The secret to good turns is to use the right amount of up elevator to keep the nose up (without stalling the model) and at the same time remove some, or all, of the banking control input (rudder/aileron) as the turn becomes established. This is most important on rudder elevator models, because an element of the applied rudder is also down elevator. Practice doing turns and see how tight you can get them without stalling the model or building up excessive speed. Once you have mastered single 360 degree turns try multiple 360 degree turns and complete turns in one direction immediately followed by one in the opposite direction (figure 8's).

Most landing techniques require the pilot to fly downwind, turn crosswind and then turn into wind for the approach and landing. Both the crosswind turn and the turn into wind are hazardous but for different reasons. The crosswind turn because there is a tendency to over-bank and the in to wind turn because the model often enters a steep climb on completion of the turn.
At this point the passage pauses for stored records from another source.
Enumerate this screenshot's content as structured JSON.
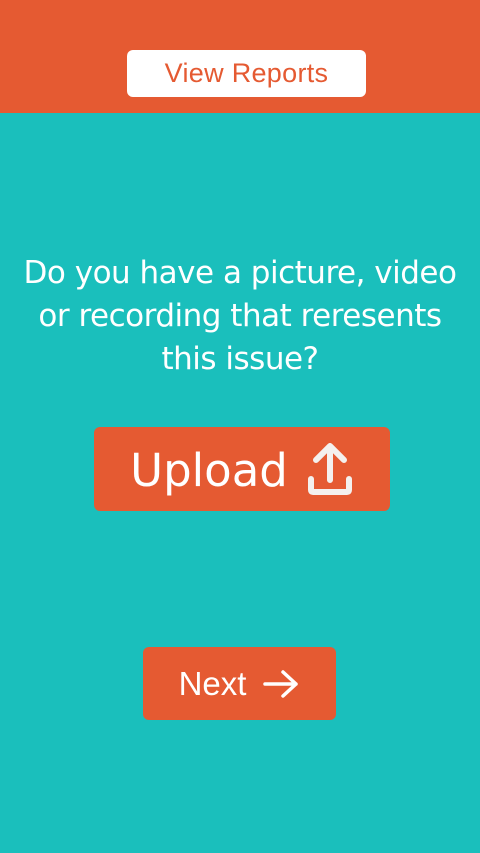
{
  "header": {
    "view_reports_label": "View Reports"
  },
  "main": {
    "question_lines": [
      "Do you have a picture, video",
      "or recording that reresents",
      "this issue?"
    ],
    "upload_label": "Upload",
    "upload_icon": "upload-icon",
    "next_label": "Next",
    "next_icon": "arrow-right-icon"
  },
  "colors": {
    "background": "#1ABFBC",
    "accent": "#E55A32",
    "button_text": "#FFFFFF"
  }
}
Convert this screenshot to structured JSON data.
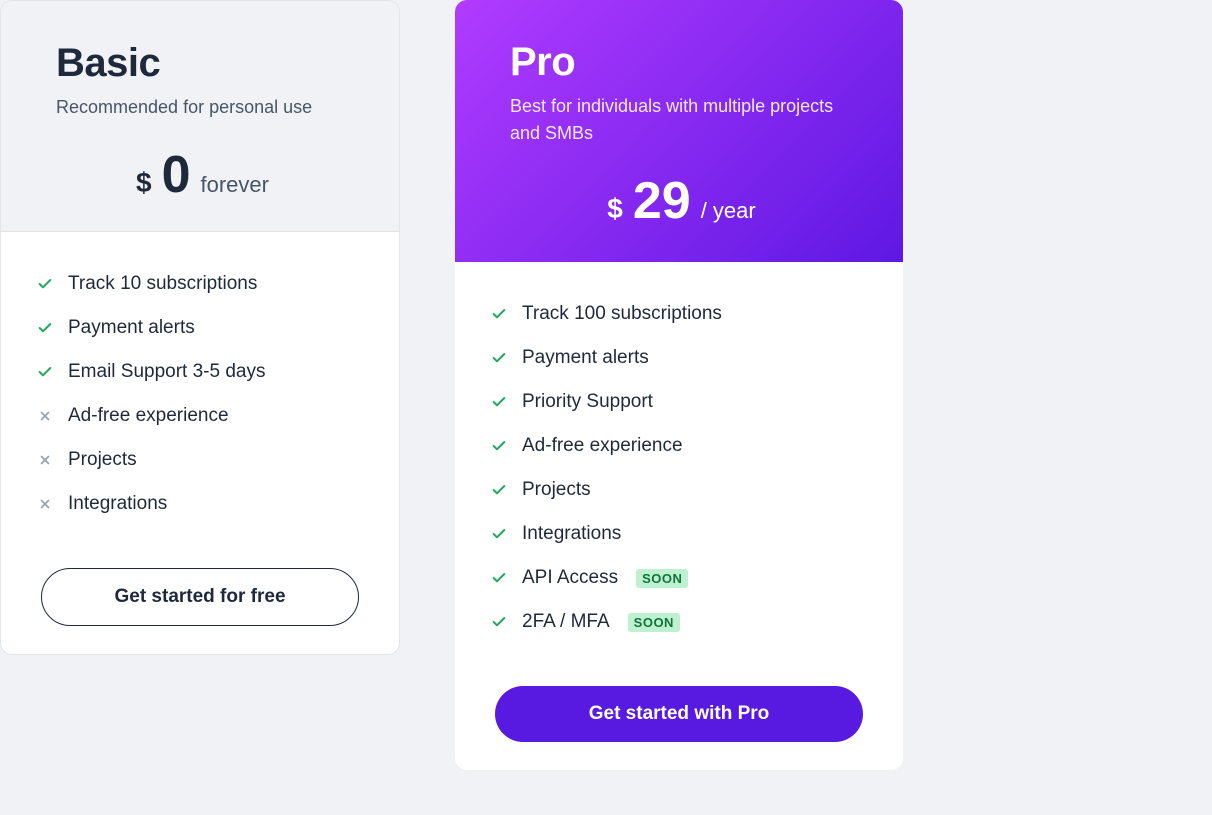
{
  "basic": {
    "name": "Basic",
    "subtitle": "Recommended for personal use",
    "currency": "$",
    "price": "0",
    "period": "forever",
    "features": [
      {
        "ok": true,
        "label": "Track 10 subscriptions"
      },
      {
        "ok": true,
        "label": "Payment alerts"
      },
      {
        "ok": true,
        "label": "Email Support 3-5 days"
      },
      {
        "ok": false,
        "label": "Ad-free experience"
      },
      {
        "ok": false,
        "label": "Projects"
      },
      {
        "ok": false,
        "label": "Integrations"
      }
    ],
    "cta": "Get started for free"
  },
  "pro": {
    "name": "Pro",
    "subtitle": "Best for individuals with multiple projects and SMBs",
    "currency": "$",
    "price": "29",
    "period": "/ year",
    "features": [
      {
        "ok": true,
        "label": "Track 100 subscriptions"
      },
      {
        "ok": true,
        "label": "Payment alerts"
      },
      {
        "ok": true,
        "label": "Priority Support"
      },
      {
        "ok": true,
        "label": "Ad-free experience"
      },
      {
        "ok": true,
        "label": "Projects"
      },
      {
        "ok": true,
        "label": "Integrations"
      },
      {
        "ok": true,
        "label": "API Access",
        "badge": "SOON"
      },
      {
        "ok": true,
        "label": "2FA / MFA",
        "badge": "SOON"
      }
    ],
    "cta": "Get started with Pro"
  },
  "colors": {
    "check": "#22a95c",
    "cross": "#94a3b8",
    "pro_gradient_from": "#b13bff",
    "pro_gradient_to": "#5e18e3",
    "pro_button": "#5819e0"
  }
}
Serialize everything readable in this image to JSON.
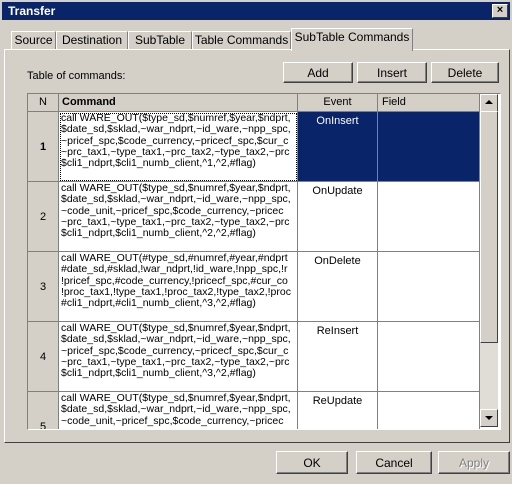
{
  "window": {
    "title": "Transfer",
    "close_glyph": "×"
  },
  "tabs": [
    "Source",
    "Destination",
    "SubTable",
    "Table Commands",
    "SubTable Commands"
  ],
  "active_tab": "SubTable Commands",
  "panel": {
    "label": "Table of commands:",
    "buttons": {
      "add": "Add",
      "insert": "Insert",
      "delete": "Delete"
    }
  },
  "table": {
    "headers": {
      "n": "N",
      "command": "Command",
      "event": "Event",
      "field": "Field"
    },
    "rows": [
      {
        "n": "1",
        "event": "OnInsert",
        "field": "",
        "selected": true,
        "command": "call WARE_OUT($type_sd,$numref,$year,$ndprt,\n$date_sd,$sklad,~war_ndprt,~id_ware,~npp_spc,\n~pricef_spc,$code_currency,~pricecf_spc,$cur_c\n~prc_tax1,~type_tax1,~prc_tax2,~type_tax2,~prc\n$cli1_ndprt,$cli1_numb_client,^1,^2,#flag)"
      },
      {
        "n": "2",
        "event": "OnUpdate",
        "field": "",
        "selected": false,
        "command": "call WARE_OUT($type_sd,$numref,$year,$ndprt,\n$date_sd,$sklad,~war_ndprt,~id_ware,~npp_spc,\n~code_unit,~pricef_spc,$code_currency,~pricec\n~prc_tax1,~type_tax1,~prc_tax2,~type_tax2,~prc\n$cli1_ndprt,$cli1_numb_client,^2,^2,#flag)"
      },
      {
        "n": "3",
        "event": "OnDelete",
        "field": "",
        "selected": false,
        "command": "call WARE_OUT(#type_sd,#numref,#year,#ndprt\n#date_sd,#sklad,!war_ndprt,!id_ware,!npp_spc,!r\n!pricef_spc,#code_currency,!pricecf_spc,#cur_co\n!proc_tax1,!type_tax1,!proc_tax2,!type_tax2,!proc\n#cli1_ndprt,#cli1_numb_client,^3,^2,#flag)"
      },
      {
        "n": "4",
        "event": "ReInsert",
        "field": "",
        "selected": false,
        "command": "call WARE_OUT($type_sd,$numref,$year,$ndprt,\n$date_sd,$sklad,~war_ndprt,~id_ware,~npp_spc,\n~pricef_spc,$code_currency,~pricecf_spc,$cur_c\n~prc_tax1,~type_tax1,~prc_tax2,~type_tax2,~prc\n$cli1_ndprt,$cli1_numb_client,^3,^2,#flag)"
      },
      {
        "n": "5",
        "event": "ReUpdate",
        "field": "",
        "selected": false,
        "command": "call WARE_OUT($type_sd,$numref,$year,$ndprt,\n$date_sd,$sklad,~war_ndprt,~id_ware,~npp_spc,\n~code_unit,~pricef_spc,$code_currency,~pricec"
      }
    ]
  },
  "footer": {
    "ok": "OK",
    "cancel": "Cancel",
    "apply": "Apply"
  }
}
The main reason for over-banking on the crosswind turn is the pilot has overestimated the airspeed of the model because of the its high ground speed. So when the decision to turn crosswind is made, usually too late, the model is slow to respond. The pilot, on realising the model has gone too far downwind, starts to panic and inputs more control. The resulting turn is much too tight with insufficient elevator to stop the nose 'digging in'. If the pilot is able to prevent a crash at this point the model often ends up flying downwind with a crash waiting to happen. The secret is to:

1. Maintain the model's flying speed on the downwind leg.

2. Initiate the crosswind turn in plenty of time remembering that the model will continue to travel downwind until the crosswind track is established.

The turn into wind presents a different problem. Here the model has a tendency for the nose to rise as it leaves the turn allowing the wind to get underneath it and blow it backwards in a deeply stalled condition. From this there is little hope of regaining control and making a safe landing. The two main reasons for the nose of the model rising as it leaves the turn are:

1. The airspeed is too high for the attitude of the model.

2. The up elevator applied in the turn is not removed quickly enough.

To counteract this tendency the pilot must be ready to apply a small amount of down elevator. It is at this point that all those hours spent 'contour flying' the hill and practising flying towards yourself pay dividends as this is a crunch situation that requires a cool nerve and a steady hand. It is worth remembering that the wind is at its strongest at the top of the slope due to the venturi effect of the hill (see diagram)


The aim of this article is to help you develop the basic flying skills needed to make safe landings the norm rather than the exception. Having read the article I hope it has helped you to analyse the skills required and given you a clearer picture as to how to develop them.